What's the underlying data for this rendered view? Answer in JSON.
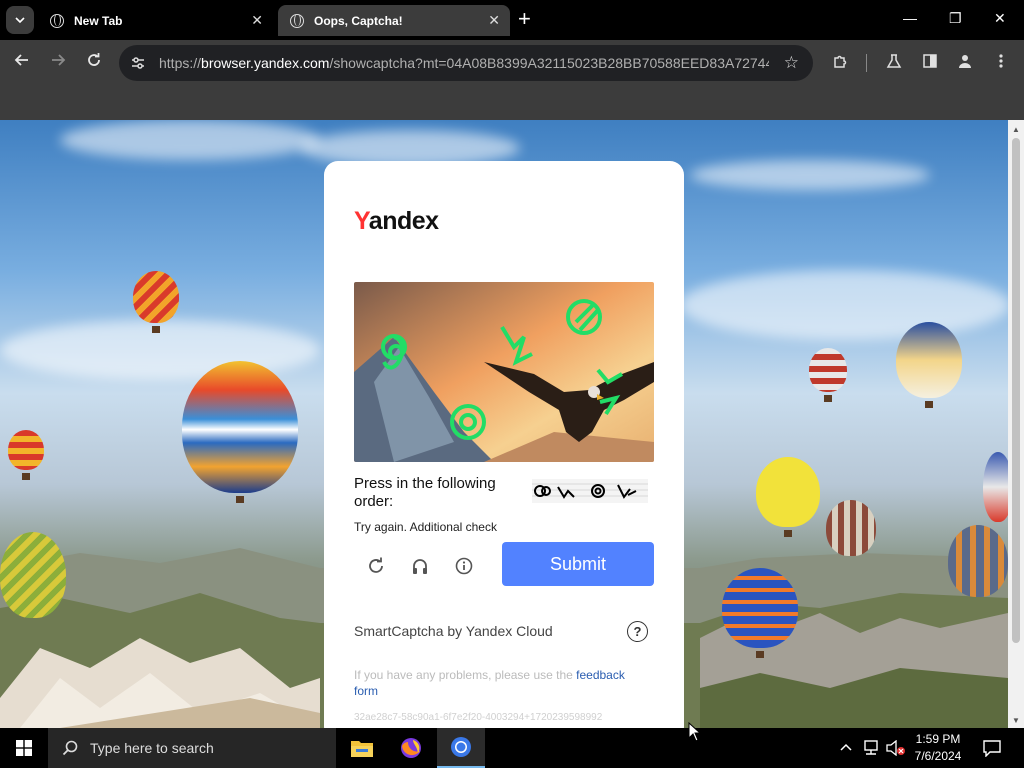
{
  "tabs": [
    {
      "title": "New Tab",
      "active": false
    },
    {
      "title": "Oops, Captcha!",
      "active": true
    }
  ],
  "address": {
    "scheme": "https://",
    "host": "browser.yandex.com",
    "path": "/showcaptcha?mt=04A08B8399A32115023B28BB70588EED83A72744..."
  },
  "captcha": {
    "logo_first": "Y",
    "logo_rest": "andex",
    "instruction": "Press in the following order:",
    "error": "Try again. Additional check",
    "submit_label": "Submit",
    "branding": "SmartCaptcha by Yandex Cloud",
    "help_glyph": "?",
    "problems_text": "If you have any problems, please use the ",
    "feedback_link": "feedback form",
    "token": "32ae28c7-58c90a1-6f7e2f20-4003294+1720239598992"
  },
  "taskbar": {
    "search_placeholder": "Type here to search",
    "time": "1:59 PM",
    "date": "7/6/2024"
  },
  "colors": {
    "submit": "#5282ff",
    "logo_y": "#ff3333",
    "captcha_marks": "#22dd66"
  },
  "icons": [
    "chevron-down-icon",
    "globe-icon",
    "close-icon",
    "plus-icon",
    "minimize-icon",
    "restore-icon",
    "back-icon",
    "forward-icon",
    "reload-icon",
    "site-info-icon",
    "star-icon",
    "extensions-icon",
    "labs-icon",
    "side-panel-icon",
    "profile-icon",
    "kebab-menu-icon",
    "refresh-icon",
    "headphones-icon",
    "info-icon",
    "help-icon",
    "windows-start-icon",
    "search-icon",
    "file-explorer-icon",
    "firefox-icon",
    "chrome-icon",
    "chevron-up-icon",
    "network-icon",
    "volume-icon",
    "notifications-icon"
  ]
}
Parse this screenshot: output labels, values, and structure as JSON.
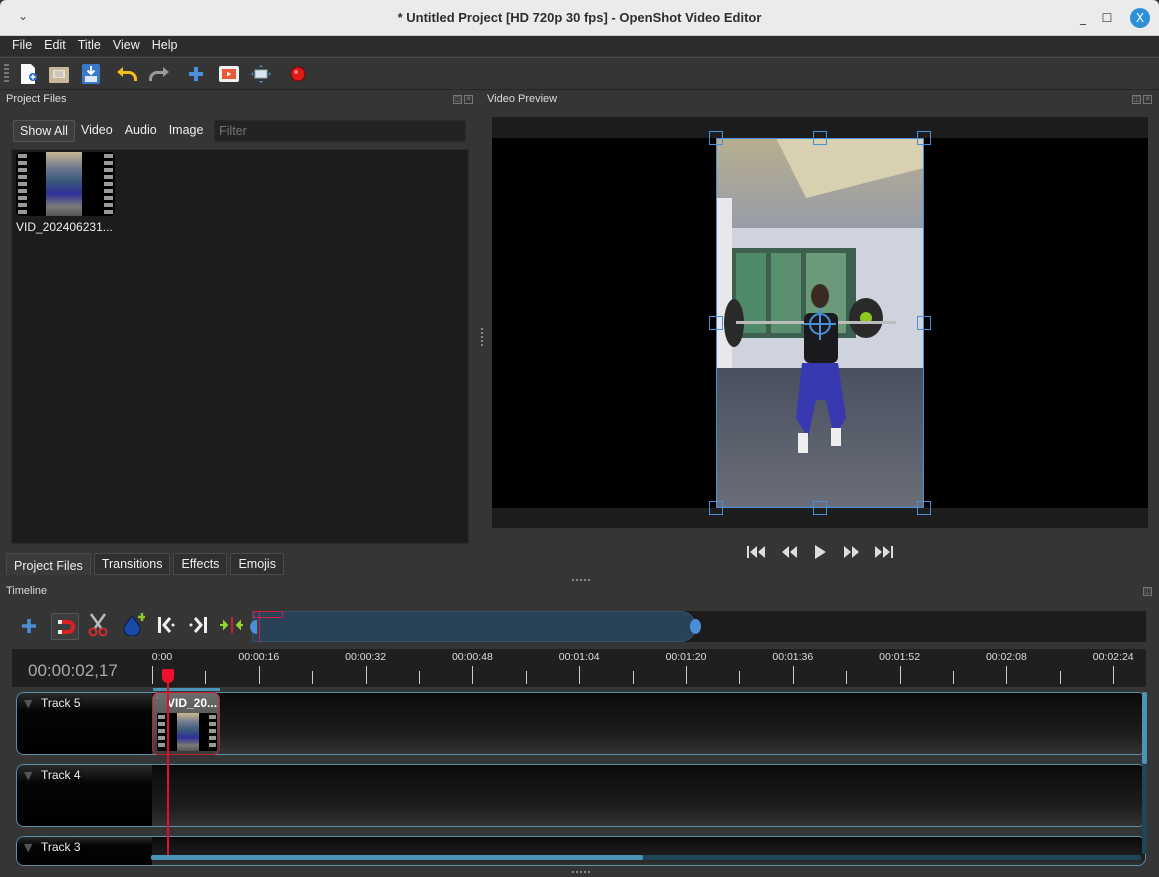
{
  "window": {
    "title": "* Untitled Project [HD 720p 30 fps] - OpenShot Video Editor",
    "menu_icon": "chevron-down",
    "minimize": "_",
    "maximize": "☐",
    "close": "X"
  },
  "menubar": {
    "items": [
      "File",
      "Edit",
      "Title",
      "View",
      "Help"
    ]
  },
  "toolbar": {
    "items": [
      {
        "name": "new-project",
        "icon": "new-file-icon"
      },
      {
        "name": "open-project",
        "icon": "folder-icon"
      },
      {
        "name": "save-project",
        "icon": "save-icon"
      },
      {
        "name": "undo",
        "icon": "undo-icon"
      },
      {
        "name": "redo",
        "icon": "redo-icon"
      },
      {
        "name": "import-files",
        "icon": "plus-icon"
      },
      {
        "name": "choose-profile",
        "icon": "video-profile-icon"
      },
      {
        "name": "fullscreen",
        "icon": "fullscreen-icon"
      },
      {
        "name": "export-video",
        "icon": "record-icon"
      }
    ]
  },
  "project_files": {
    "title": "Project Files",
    "filters": [
      "Show All",
      "Video",
      "Audio",
      "Image"
    ],
    "active_filter": "Show All",
    "filter_placeholder": "Filter",
    "files": [
      {
        "name": "VID_202406231..."
      }
    ]
  },
  "dock_tabs": {
    "items": [
      "Project Files",
      "Transitions",
      "Effects",
      "Emojis"
    ],
    "active": "Project Files"
  },
  "video_preview": {
    "title": "Video Preview",
    "controls": [
      "jump-start",
      "rewind",
      "play",
      "fast-forward",
      "jump-end"
    ]
  },
  "timeline": {
    "title": "Timeline",
    "timecode": "00:00:02,17",
    "tools": [
      "add-track",
      "snapping",
      "razor",
      "add-marker",
      "previous-marker",
      "next-marker",
      "center-playhead"
    ],
    "ruler_labels": [
      "0:00",
      "00:00:16",
      "00:00:32",
      "00:00:48",
      "00:01:04",
      "00:01:20",
      "00:01:36",
      "00:01:52",
      "00:02:08",
      "00:02:24"
    ],
    "tracks": [
      {
        "name": "Track 5"
      },
      {
        "name": "Track 4"
      },
      {
        "name": "Track 3"
      }
    ],
    "clips": [
      {
        "title": "VID_20...",
        "track": "Track 5"
      }
    ],
    "accent": "#4a95b5",
    "playhead_color": "#e0102a"
  }
}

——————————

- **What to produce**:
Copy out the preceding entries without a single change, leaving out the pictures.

- **Answer**:
What's the underlying data for this rendered view? Answer in JSON.
{
  "tabs": [
    {
      "title": "New Tab",
      "active": false
    },
    {
      "title": "Oops, Captcha!",
      "active": true
    }
  ],
  "address": {
    "scheme": "https://",
    "host": "browser.yandex.com",
    "path": "/showcaptcha?mt=04A08B8399A32115023B28BB70588EED83A72744..."
  },
  "captcha": {
    "logo_first": "Y",
    "logo_rest": "andex",
    "instruction": "Press in the following order:",
    "error": "Try again. Additional check",
    "submit_label": "Submit",
    "branding": "SmartCaptcha by Yandex Cloud",
    "help_glyph": "?",
    "problems_text": "If you have any problems, please use the ",
    "feedback_link": "feedback form",
    "token": "32ae28c7-58c90a1-6f7e2f20-4003294+1720239598992"
  },
  "taskbar": {
    "search_placeholder": "Type here to search",
    "time": "1:59 PM",
    "date": "7/6/2024"
  },
  "colors": {
    "submit": "#5282ff",
    "logo_y": "#ff3333",
    "captcha_marks": "#22dd66"
  },
  "icons": [
    "chevron-down-icon",
    "globe-icon",
    "close-icon",
    "plus-icon",
    "minimize-icon",
    "restore-icon",
    "back-icon",
    "forward-icon",
    "reload-icon",
    "site-info-icon",
    "star-icon",
    "extensions-icon",
    "labs-icon",
    "side-panel-icon",
    "profile-icon",
    "kebab-menu-icon",
    "refresh-icon",
    "headphones-icon",
    "info-icon",
    "help-icon",
    "windows-start-icon",
    "search-icon",
    "file-explorer-icon",
    "firefox-icon",
    "chrome-icon",
    "chevron-up-icon",
    "network-icon",
    "volume-icon",
    "notifications-icon"
  ]
}
Parse this screenshot: output labels, values, and structure as JSON.
{
  "window": {
    "title": "* Untitled Project [HD 720p 30 fps] - OpenShot Video Editor",
    "menu_icon": "chevron-down",
    "minimize": "_",
    "maximize": "☐",
    "close": "X"
  },
  "menubar": {
    "items": [
      "File",
      "Edit",
      "Title",
      "View",
      "Help"
    ]
  },
  "toolbar": {
    "items": [
      {
        "name": "new-project",
        "icon": "new-file-icon"
      },
      {
        "name": "open-project",
        "icon": "folder-icon"
      },
      {
        "name": "save-project",
        "icon": "save-icon"
      },
      {
        "name": "undo",
        "icon": "undo-icon"
      },
      {
        "name": "redo",
        "icon": "redo-icon"
      },
      {
        "name": "import-files",
        "icon": "plus-icon"
      },
      {
        "name": "choose-profile",
        "icon": "video-profile-icon"
      },
      {
        "name": "fullscreen",
        "icon": "fullscreen-icon"
      },
      {
        "name": "export-video",
        "icon": "record-icon"
      }
    ]
  },
  "project_files": {
    "title": "Project Files",
    "filters": [
      "Show All",
      "Video",
      "Audio",
      "Image"
    ],
    "active_filter": "Show All",
    "filter_placeholder": "Filter",
    "files": [
      {
        "name": "VID_202406231..."
      }
    ]
  },
  "dock_tabs": {
    "items": [
      "Project Files",
      "Transitions",
      "Effects",
      "Emojis"
    ],
    "active": "Project Files"
  },
  "video_preview": {
    "title": "Video Preview",
    "controls": [
      "jump-start",
      "rewind",
      "play",
      "fast-forward",
      "jump-end"
    ]
  },
  "timeline": {
    "title": "Timeline",
    "timecode": "00:00:02,17",
    "tools": [
      "add-track",
      "snapping",
      "razor",
      "add-marker",
      "previous-marker",
      "next-marker",
      "center-playhead"
    ],
    "ruler_labels": [
      "0:00",
      "00:00:16",
      "00:00:32",
      "00:00:48",
      "00:01:04",
      "00:01:20",
      "00:01:36",
      "00:01:52",
      "00:02:08",
      "00:02:24"
    ],
    "tracks": [
      {
        "name": "Track 5"
      },
      {
        "name": "Track 4"
      },
      {
        "name": "Track 3"
      }
    ],
    "clips": [
      {
        "title": "VID_20...",
        "track": "Track 5"
      }
    ],
    "accent": "#4a95b5",
    "playhead_color": "#e0102a"
  }
}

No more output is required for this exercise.